Material to process -
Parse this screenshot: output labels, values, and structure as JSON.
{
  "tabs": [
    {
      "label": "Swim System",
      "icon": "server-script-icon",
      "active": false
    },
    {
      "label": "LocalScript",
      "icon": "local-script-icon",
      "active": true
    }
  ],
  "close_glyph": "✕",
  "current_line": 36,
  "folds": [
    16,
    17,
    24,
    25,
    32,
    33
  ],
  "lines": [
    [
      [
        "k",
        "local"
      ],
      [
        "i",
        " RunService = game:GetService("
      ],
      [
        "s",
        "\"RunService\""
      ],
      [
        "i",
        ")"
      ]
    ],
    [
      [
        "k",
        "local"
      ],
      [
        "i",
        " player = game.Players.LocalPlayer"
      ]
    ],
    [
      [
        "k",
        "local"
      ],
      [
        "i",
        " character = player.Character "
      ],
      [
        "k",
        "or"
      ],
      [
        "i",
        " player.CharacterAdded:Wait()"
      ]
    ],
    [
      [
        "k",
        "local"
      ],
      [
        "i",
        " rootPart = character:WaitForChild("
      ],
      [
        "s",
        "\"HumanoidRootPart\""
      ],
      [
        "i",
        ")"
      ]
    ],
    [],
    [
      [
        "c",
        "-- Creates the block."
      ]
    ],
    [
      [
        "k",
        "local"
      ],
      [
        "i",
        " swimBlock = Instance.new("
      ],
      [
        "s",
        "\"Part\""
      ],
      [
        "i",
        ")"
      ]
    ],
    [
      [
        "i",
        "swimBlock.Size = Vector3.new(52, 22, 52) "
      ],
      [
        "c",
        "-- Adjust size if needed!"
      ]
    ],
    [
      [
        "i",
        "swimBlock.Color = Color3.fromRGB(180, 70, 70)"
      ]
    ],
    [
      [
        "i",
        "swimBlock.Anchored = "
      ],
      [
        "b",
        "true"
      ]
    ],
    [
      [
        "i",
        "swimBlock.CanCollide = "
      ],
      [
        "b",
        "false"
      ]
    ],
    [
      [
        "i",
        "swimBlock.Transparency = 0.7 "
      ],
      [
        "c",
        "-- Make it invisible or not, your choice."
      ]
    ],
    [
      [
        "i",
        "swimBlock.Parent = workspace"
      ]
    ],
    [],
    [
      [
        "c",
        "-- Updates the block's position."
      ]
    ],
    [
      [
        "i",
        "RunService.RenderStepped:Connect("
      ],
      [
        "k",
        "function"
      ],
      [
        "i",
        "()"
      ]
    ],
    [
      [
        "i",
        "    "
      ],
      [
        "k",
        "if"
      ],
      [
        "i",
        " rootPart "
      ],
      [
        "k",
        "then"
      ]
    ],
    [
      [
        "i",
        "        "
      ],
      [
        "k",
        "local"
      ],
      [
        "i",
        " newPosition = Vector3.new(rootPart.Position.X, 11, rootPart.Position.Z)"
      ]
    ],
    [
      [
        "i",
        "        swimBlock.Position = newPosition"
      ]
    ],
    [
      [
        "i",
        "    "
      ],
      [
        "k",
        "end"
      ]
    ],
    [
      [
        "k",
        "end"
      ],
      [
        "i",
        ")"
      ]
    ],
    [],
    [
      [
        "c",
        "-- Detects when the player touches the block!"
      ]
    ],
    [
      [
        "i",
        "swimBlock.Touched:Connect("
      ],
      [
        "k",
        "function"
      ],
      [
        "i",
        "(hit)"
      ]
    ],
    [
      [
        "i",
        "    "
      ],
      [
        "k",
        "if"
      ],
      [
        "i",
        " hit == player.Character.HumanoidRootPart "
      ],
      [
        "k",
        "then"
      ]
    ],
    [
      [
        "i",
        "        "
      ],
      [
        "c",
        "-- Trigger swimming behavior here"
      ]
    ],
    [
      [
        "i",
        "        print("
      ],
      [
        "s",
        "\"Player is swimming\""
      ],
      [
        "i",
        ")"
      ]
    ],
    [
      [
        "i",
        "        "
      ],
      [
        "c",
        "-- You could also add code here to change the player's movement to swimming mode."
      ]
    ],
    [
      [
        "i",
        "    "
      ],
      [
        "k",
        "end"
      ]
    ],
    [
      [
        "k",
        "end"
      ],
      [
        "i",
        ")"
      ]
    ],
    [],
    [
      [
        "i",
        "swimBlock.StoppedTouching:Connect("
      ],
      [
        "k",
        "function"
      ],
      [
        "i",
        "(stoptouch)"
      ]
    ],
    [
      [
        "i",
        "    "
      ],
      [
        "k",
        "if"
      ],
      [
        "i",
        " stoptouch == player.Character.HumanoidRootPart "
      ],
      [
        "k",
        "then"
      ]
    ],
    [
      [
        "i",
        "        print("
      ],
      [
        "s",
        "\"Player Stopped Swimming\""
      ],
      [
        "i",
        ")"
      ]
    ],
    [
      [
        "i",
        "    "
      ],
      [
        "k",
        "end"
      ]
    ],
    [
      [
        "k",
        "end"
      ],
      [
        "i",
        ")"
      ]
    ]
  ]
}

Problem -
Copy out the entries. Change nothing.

Response to this task -
Parse this screenshot: output labels, values, and structure as JSON.
{
  "tabs": [
    {
      "label": "Swim System",
      "icon": "server-script-icon",
      "active": false
    },
    {
      "label": "LocalScript",
      "icon": "local-script-icon",
      "active": true
    }
  ],
  "close_glyph": "✕",
  "current_line": 36,
  "folds": [
    16,
    17,
    24,
    25,
    32,
    33
  ],
  "lines": [
    [
      [
        "k",
        "local"
      ],
      [
        "i",
        " RunService = game:GetService("
      ],
      [
        "s",
        "\"RunService\""
      ],
      [
        "i",
        ")"
      ]
    ],
    [
      [
        "k",
        "local"
      ],
      [
        "i",
        " player = game.Players.LocalPlayer"
      ]
    ],
    [
      [
        "k",
        "local"
      ],
      [
        "i",
        " character = player.Character "
      ],
      [
        "k",
        "or"
      ],
      [
        "i",
        " player.CharacterAdded:Wait()"
      ]
    ],
    [
      [
        "k",
        "local"
      ],
      [
        "i",
        " rootPart = character:WaitForChild("
      ],
      [
        "s",
        "\"HumanoidRootPart\""
      ],
      [
        "i",
        ")"
      ]
    ],
    [],
    [
      [
        "c",
        "-- Creates the block."
      ]
    ],
    [
      [
        "k",
        "local"
      ],
      [
        "i",
        " swimBlock = Instance.new("
      ],
      [
        "s",
        "\"Part\""
      ],
      [
        "i",
        ")"
      ]
    ],
    [
      [
        "i",
        "swimBlock.Size = Vector3.new(52, 22, 52) "
      ],
      [
        "c",
        "-- Adjust size if needed!"
      ]
    ],
    [
      [
        "i",
        "swimBlock.Color = Color3.fromRGB(180, 70, 70)"
      ]
    ],
    [
      [
        "i",
        "swimBlock.Anchored = "
      ],
      [
        "b",
        "true"
      ]
    ],
    [
      [
        "i",
        "swimBlock.CanCollide = "
      ],
      [
        "b",
        "false"
      ]
    ],
    [
      [
        "i",
        "swimBlock.Transparency = 0.7 "
      ],
      [
        "c",
        "-- Make it invisible or not, your choice."
      ]
    ],
    [
      [
        "i",
        "swimBlock.Parent = workspace"
      ]
    ],
    [],
    [
      [
        "c",
        "-- Updates the block's position."
      ]
    ],
    [
      [
        "i",
        "RunService.RenderStepped:Connect("
      ],
      [
        "k",
        "function"
      ],
      [
        "i",
        "()"
      ]
    ],
    [
      [
        "i",
        "    "
      ],
      [
        "k",
        "if"
      ],
      [
        "i",
        " rootPart "
      ],
      [
        "k",
        "then"
      ]
    ],
    [
      [
        "i",
        "        "
      ],
      [
        "k",
        "local"
      ],
      [
        "i",
        " newPosition = Vector3.new(rootPart.Position.X, 11, rootPart.Position.Z)"
      ]
    ],
    [
      [
        "i",
        "        swimBlock.Position = newPosition"
      ]
    ],
    [
      [
        "i",
        "    "
      ],
      [
        "k",
        "end"
      ]
    ],
    [
      [
        "k",
        "end"
      ],
      [
        "i",
        ")"
      ]
    ],
    [],
    [
      [
        "c",
        "-- Detects when the player touches the block!"
      ]
    ],
    [
      [
        "i",
        "swimBlock.Touched:Connect("
      ],
      [
        "k",
        "function"
      ],
      [
        "i",
        "(hit)"
      ]
    ],
    [
      [
        "i",
        "    "
      ],
      [
        "k",
        "if"
      ],
      [
        "i",
        " hit == player.Character.HumanoidRootPart "
      ],
      [
        "k",
        "then"
      ]
    ],
    [
      [
        "i",
        "        "
      ],
      [
        "c",
        "-- Trigger swimming behavior here"
      ]
    ],
    [
      [
        "i",
        "        print("
      ],
      [
        "s",
        "\"Player is swimming\""
      ],
      [
        "i",
        ")"
      ]
    ],
    [
      [
        "i",
        "        "
      ],
      [
        "c",
        "-- You could also add code here to change the player's movement to swimming mode."
      ]
    ],
    [
      [
        "i",
        "    "
      ],
      [
        "k",
        "end"
      ]
    ],
    [
      [
        "k",
        "end"
      ],
      [
        "i",
        ")"
      ]
    ],
    [],
    [
      [
        "i",
        "swimBlock.StoppedTouching:Connect("
      ],
      [
        "k",
        "function"
      ],
      [
        "i",
        "(stoptouch)"
      ]
    ],
    [
      [
        "i",
        "    "
      ],
      [
        "k",
        "if"
      ],
      [
        "i",
        " stoptouch == player.Character.HumanoidRootPart "
      ],
      [
        "k",
        "then"
      ]
    ],
    [
      [
        "i",
        "        print("
      ],
      [
        "s",
        "\"Player Stopped Swimming\""
      ],
      [
        "i",
        ")"
      ]
    ],
    [
      [
        "i",
        "    "
      ],
      [
        "k",
        "end"
      ]
    ],
    [
      [
        "k",
        "end"
      ],
      [
        "i",
        ")"
      ]
    ]
  ]
}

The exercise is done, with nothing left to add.